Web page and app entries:
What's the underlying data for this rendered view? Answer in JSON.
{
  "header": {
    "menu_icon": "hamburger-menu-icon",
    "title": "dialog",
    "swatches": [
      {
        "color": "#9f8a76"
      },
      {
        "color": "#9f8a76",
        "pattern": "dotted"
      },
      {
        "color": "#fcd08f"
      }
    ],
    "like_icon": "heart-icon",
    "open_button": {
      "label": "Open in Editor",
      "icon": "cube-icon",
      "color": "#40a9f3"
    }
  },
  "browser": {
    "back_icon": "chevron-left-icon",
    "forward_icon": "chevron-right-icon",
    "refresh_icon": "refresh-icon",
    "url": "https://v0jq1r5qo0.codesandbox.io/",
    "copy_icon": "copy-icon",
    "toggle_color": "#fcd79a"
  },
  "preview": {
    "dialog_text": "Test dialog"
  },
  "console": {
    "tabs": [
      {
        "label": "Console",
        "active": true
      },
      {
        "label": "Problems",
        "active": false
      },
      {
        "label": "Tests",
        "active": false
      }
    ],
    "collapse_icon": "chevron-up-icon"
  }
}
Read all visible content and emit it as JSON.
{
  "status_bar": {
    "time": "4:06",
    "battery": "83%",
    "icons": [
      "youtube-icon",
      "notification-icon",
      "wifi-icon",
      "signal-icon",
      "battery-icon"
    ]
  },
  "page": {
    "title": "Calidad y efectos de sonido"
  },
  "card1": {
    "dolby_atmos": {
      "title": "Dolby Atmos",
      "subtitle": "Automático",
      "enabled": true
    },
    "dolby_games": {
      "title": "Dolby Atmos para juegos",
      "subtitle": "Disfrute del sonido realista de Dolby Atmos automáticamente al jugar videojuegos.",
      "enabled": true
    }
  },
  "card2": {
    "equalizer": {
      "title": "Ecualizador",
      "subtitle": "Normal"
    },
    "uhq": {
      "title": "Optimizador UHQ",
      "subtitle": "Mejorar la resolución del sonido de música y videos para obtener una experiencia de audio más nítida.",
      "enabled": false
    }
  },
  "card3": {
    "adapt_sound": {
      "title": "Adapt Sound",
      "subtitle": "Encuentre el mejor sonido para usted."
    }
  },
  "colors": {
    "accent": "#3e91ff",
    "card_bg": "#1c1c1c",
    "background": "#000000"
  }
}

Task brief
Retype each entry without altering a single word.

Answer to this task
What's the underlying data for this rendered view? Answer in JSON.
{
  "header": {
    "menu_icon": "hamburger-menu-icon",
    "title": "dialog",
    "swatches": [
      {
        "color": "#9f8a76"
      },
      {
        "color": "#9f8a76",
        "pattern": "dotted"
      },
      {
        "color": "#fcd08f"
      }
    ],
    "like_icon": "heart-icon",
    "open_button": {
      "label": "Open in Editor",
      "icon": "cube-icon",
      "color": "#40a9f3"
    }
  },
  "browser": {
    "back_icon": "chevron-left-icon",
    "forward_icon": "chevron-right-icon",
    "refresh_icon": "refresh-icon",
    "url": "https://v0jq1r5qo0.codesandbox.io/",
    "copy_icon": "copy-icon",
    "toggle_color": "#fcd79a"
  },
  "preview": {
    "dialog_text": "Test dialog"
  },
  "console": {
    "tabs": [
      {
        "label": "Console",
        "active": true
      },
      {
        "label": "Problems",
        "active": false
      },
      {
        "label": "Tests",
        "active": false
      }
    ],
    "collapse_icon": "chevron-up-icon"
  }
}
Read all visible content and emit it as JSON.
{
  "status_bar": {
    "time": "4:06",
    "battery": "83%",
    "icons": [
      "youtube-icon",
      "notification-icon",
      "wifi-icon",
      "signal-icon",
      "battery-icon"
    ]
  },
  "page": {
    "title": "Calidad y efectos de sonido"
  },
  "card1": {
    "dolby_atmos": {
      "title": "Dolby Atmos",
      "subtitle": "Automático",
      "enabled": true
    },
    "dolby_games": {
      "title": "Dolby Atmos para juegos",
      "subtitle": "Disfrute del sonido realista de Dolby Atmos automáticamente al jugar videojuegos.",
      "enabled": true
    }
  },
  "card2": {
    "equalizer": {
      "title": "Ecualizador",
      "subtitle": "Normal"
    },
    "uhq": {
      "title": "Optimizador UHQ",
      "subtitle": "Mejorar la resolución del sonido de música y videos para obtener una experiencia de audio más nítida.",
      "enabled": false
    }
  },
  "card3": {
    "adapt_sound": {
      "title": "Adapt Sound",
      "subtitle": "Encuentre el mejor sonido para usted."
    }
  },
  "colors": {
    "accent": "#3e91ff",
    "card_bg": "#1c1c1c",
    "background": "#000000"
  }
}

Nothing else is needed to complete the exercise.